Dishonesty crimes - burglary, robbery and theft offences

Known as dishonesty crimes, under the Theft Act 1968 these can lead to serious consequences with long term effects. With experience dealing with everything from low-level shoplifting.


Requiring both an act of trespass and at least some intent to commit certain offences, Burglary can be a very serious offence, made worse when committed at a person’s home.


Robbery is the use or threat of force during a theft. Depending on the circumstances, Robbery can lead to a life imprisonment sentence.


Theft is the most common of the “dishonesty offences”. With five elements to it, it can become a very difficult area of law to get to grips with.

Criminal damage

Without a statutory definition of “damage”, Criminal Damage cases can become difficult, relying on large amounts of case law and detailed evidence.

Handling stolen goods

The handling of stolen goods is the possession or sale of goods which have been stolen and are known to be stolen but continue to possess, sell or move them.

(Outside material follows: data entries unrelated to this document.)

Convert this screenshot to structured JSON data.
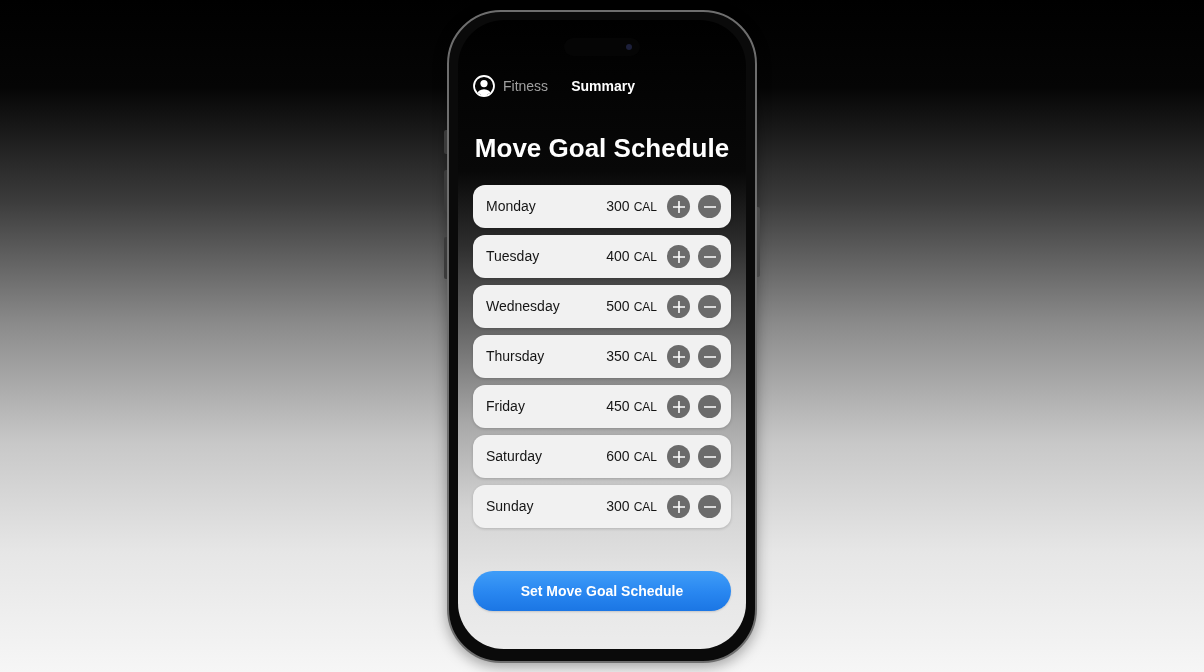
{
  "header": {
    "app_label": "Fitness",
    "title": "Summary"
  },
  "heading": "Move Goal Schedule",
  "days": [
    {
      "day": "Monday",
      "value": "300",
      "unit": "CAL"
    },
    {
      "day": "Tuesday",
      "value": "400",
      "unit": "CAL"
    },
    {
      "day": "Wednesday",
      "value": "500",
      "unit": "CAL"
    },
    {
      "day": "Thursday",
      "value": "350",
      "unit": "CAL"
    },
    {
      "day": "Friday",
      "value": "450",
      "unit": "CAL"
    },
    {
      "day": "Saturday",
      "value": "600",
      "unit": "CAL"
    },
    {
      "day": "Sunday",
      "value": "300",
      "unit": "CAL"
    }
  ],
  "primary_button": {
    "label": "Set Move Goal Schedule"
  }
}
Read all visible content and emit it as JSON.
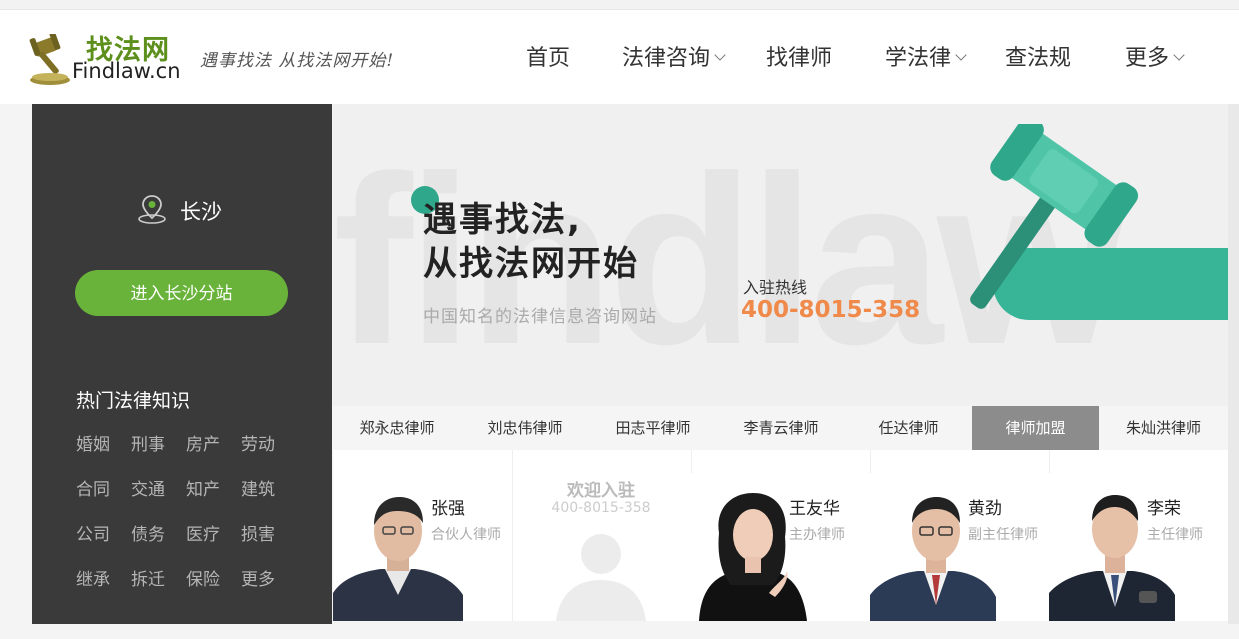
{
  "header": {
    "logo_cn": "找法网",
    "logo_en": "Findlaw.cn",
    "slogan": "遇事找法 从找法网开始!"
  },
  "nav": [
    {
      "label": "首页",
      "has_dropdown": false
    },
    {
      "label": "法律咨询",
      "has_dropdown": true
    },
    {
      "label": "找律师",
      "has_dropdown": false
    },
    {
      "label": "学法律",
      "has_dropdown": true
    },
    {
      "label": "查法规",
      "has_dropdown": false
    },
    {
      "label": "更多",
      "has_dropdown": true
    }
  ],
  "sidebar": {
    "city": "长沙",
    "enter_button": "进入长沙分站",
    "hot_title": "热门法律知识",
    "topics": [
      "婚姻",
      "刑事",
      "房产",
      "劳动",
      "合同",
      "交通",
      "知产",
      "建筑",
      "公司",
      "债务",
      "医疗",
      "损害",
      "继承",
      "拆迁",
      "保险",
      "更多"
    ]
  },
  "banner": {
    "watermark": "findlaw",
    "headline_1": "遇事找法,",
    "headline_2": "从找法网开始",
    "subtitle": "中国知名的法律信息咨询网站",
    "hotline_label": "入驻热线",
    "hotline": "400-8015-358"
  },
  "tabs": [
    "郑永忠律师",
    "刘忠伟律师",
    "田志平律师",
    "李青云律师",
    "任达律师",
    "律师加盟",
    "朱灿洪律师"
  ],
  "active_tab": "律师加盟",
  "cards": {
    "c1": {
      "name": "张强",
      "role": "合伙人律师"
    },
    "welcome": {
      "title": "欢迎入驻",
      "phone": "400-8015-358"
    },
    "c3": {
      "name": "王友华",
      "role": "主办律师"
    },
    "c4": {
      "name": "黄劲",
      "role": "副主任律师"
    },
    "c5": {
      "name": "李荣",
      "role": "主任律师"
    }
  },
  "colors": {
    "accent_green": "#69b33a",
    "teal": "#37b596",
    "hotline_orange": "#f08a4b",
    "sidebar_bg": "#3a3a3a"
  }
}
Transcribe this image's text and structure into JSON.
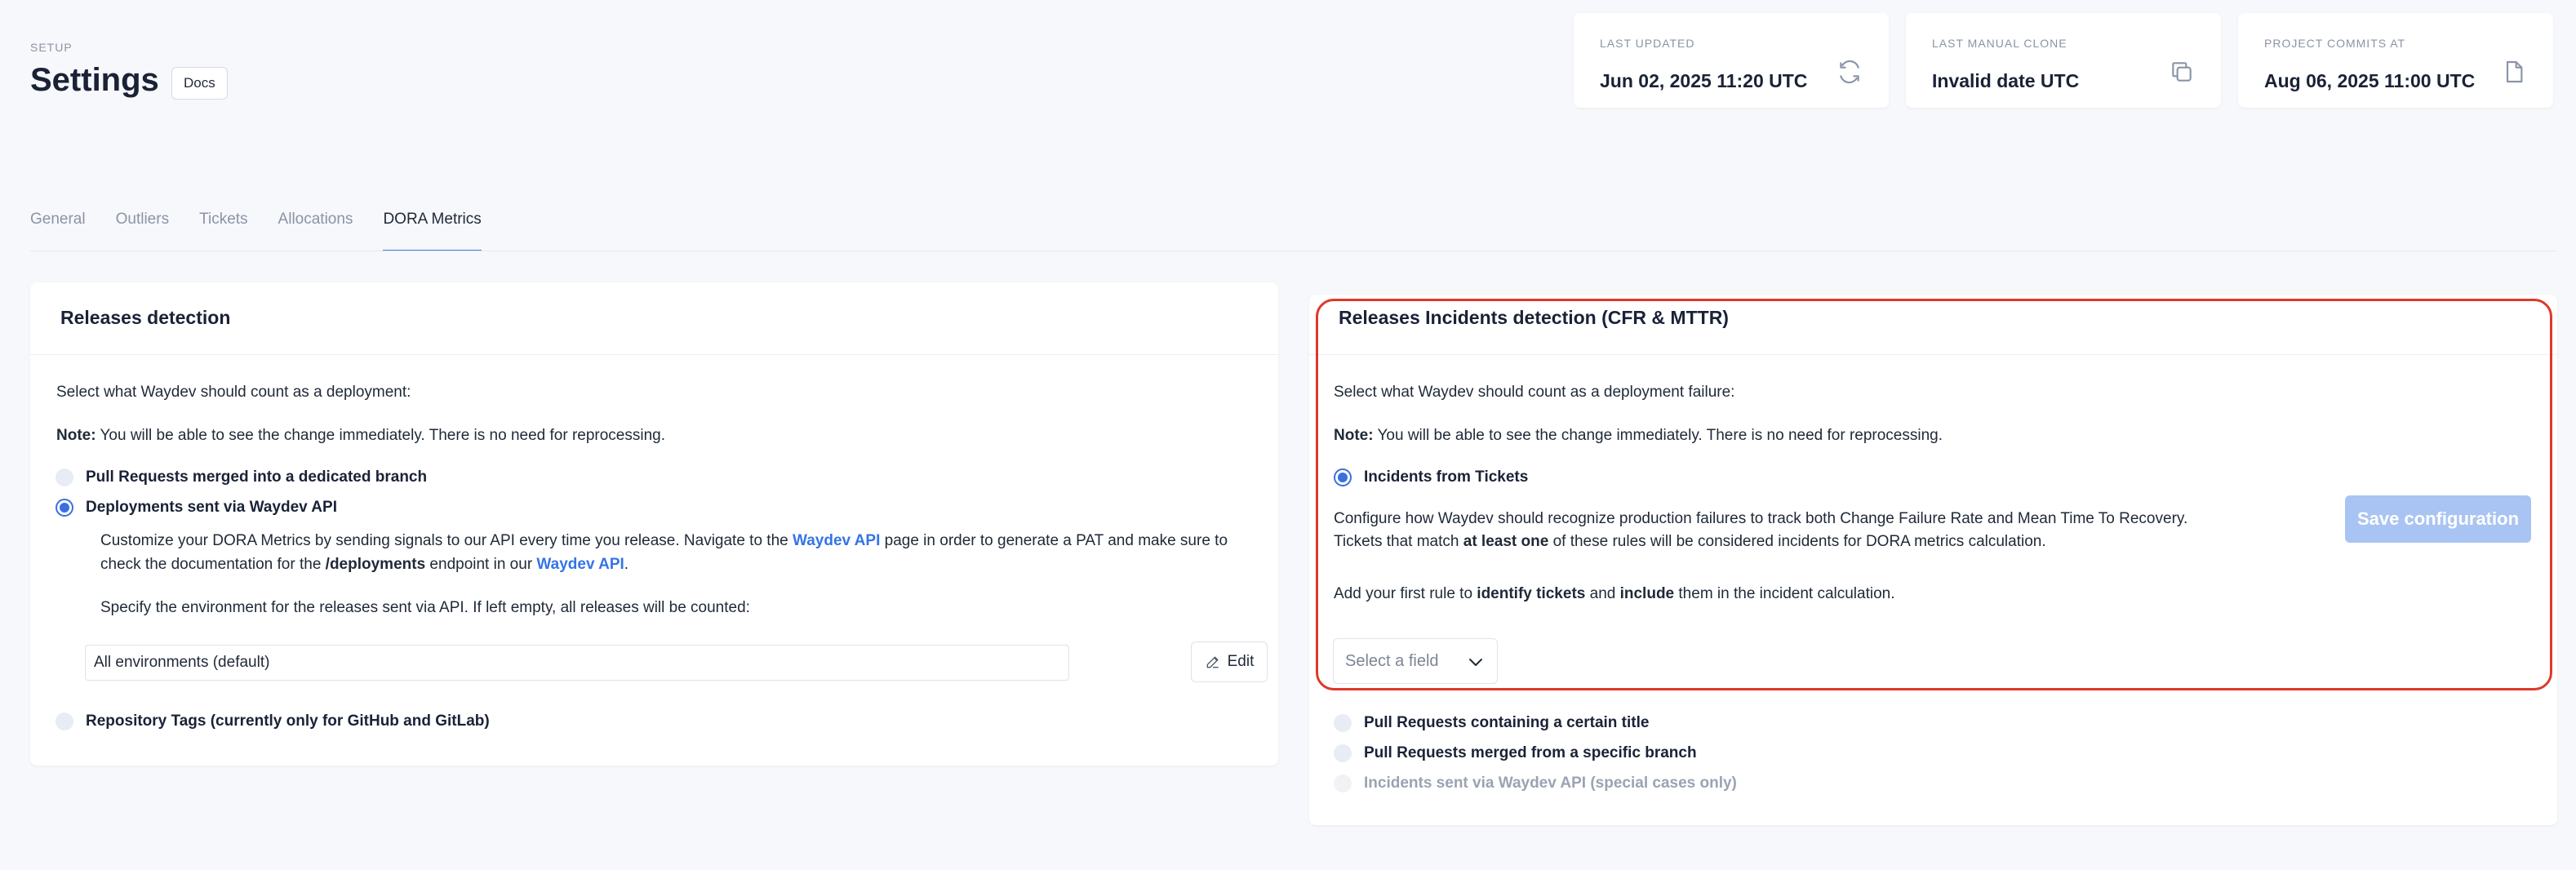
{
  "header": {
    "section": "SETUP",
    "title": "Settings",
    "docs_label": "Docs"
  },
  "stats": [
    {
      "label": "LAST UPDATED",
      "value": "Jun 02, 2025 11:20 UTC",
      "icon": "refresh-icon"
    },
    {
      "label": "LAST MANUAL CLONE",
      "value": "Invalid date UTC",
      "icon": "copy-icon"
    },
    {
      "label": "PROJECT COMMITS AT",
      "value": "Aug 06, 2025 11:00 UTC",
      "icon": "file-icon"
    }
  ],
  "tabs": [
    {
      "label": "General"
    },
    {
      "label": "Outliers"
    },
    {
      "label": "Tickets"
    },
    {
      "label": "Allocations"
    },
    {
      "label": "DORA Metrics",
      "active": true
    }
  ],
  "releases": {
    "title": "Releases detection",
    "intro": "Select what Waydev should count as a deployment:",
    "note_label": "Note:",
    "note_text": " You will be able to see the change immediately. There is no need for reprocessing.",
    "options": [
      {
        "label": "Pull Requests merged into a dedicated branch",
        "checked": false
      },
      {
        "label": "Deployments sent via Waydev API",
        "checked": true
      },
      {
        "label": "Repository Tags (currently only for GitHub and GitLab)",
        "checked": false
      }
    ],
    "desc_1a": "Customize your DORA Metrics by sending signals to our API every time you release. Navigate to the ",
    "desc_link_1": "Waydev API",
    "desc_1b": " page in order to generate a PAT and make sure to",
    "desc_2a": "check the documentation for the ",
    "desc_2_bold": "/deployments",
    "desc_2b": " endpoint in our ",
    "desc_link_2": "Waydev API",
    "desc_2c": ".",
    "env_prompt": "Specify the environment for the releases sent via API. If left empty, all releases will be counted:",
    "env_value": "All environments (default)",
    "edit_label": "Edit"
  },
  "incidents": {
    "title": "Releases Incidents detection (CFR & MTTR)",
    "intro": "Select what Waydev should count as a deployment failure:",
    "note_label": "Note:",
    "note_text": " You will be able to see the change immediately. There is no need for reprocessing.",
    "selected_option": "Incidents from Tickets",
    "desc_1": "Configure how Waydev should recognize production failures to track both Change Failure Rate and Mean Time To Recovery.",
    "desc_2a": "Tickets that match ",
    "desc_2_bold": "at least one",
    "desc_2b": " of these rules will be considered incidents for DORA metrics calculation.",
    "rule_a": "Add your first rule to ",
    "rule_bold_1": "identify tickets",
    "rule_b": " and ",
    "rule_bold_2": "include",
    "rule_c": " them in the incident calculation.",
    "select_placeholder": "Select a field",
    "save_label": "Save configuration",
    "other_options": [
      {
        "label": "Pull Requests containing a certain title",
        "disabled": false
      },
      {
        "label": "Pull Requests merged from a specific branch",
        "disabled": false
      },
      {
        "label": "Incidents sent via Waydev API (special cases only)",
        "disabled": true
      }
    ]
  }
}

Simply put Arson is the act of deliberately setting fire to property which includes any physical thing like a house or car.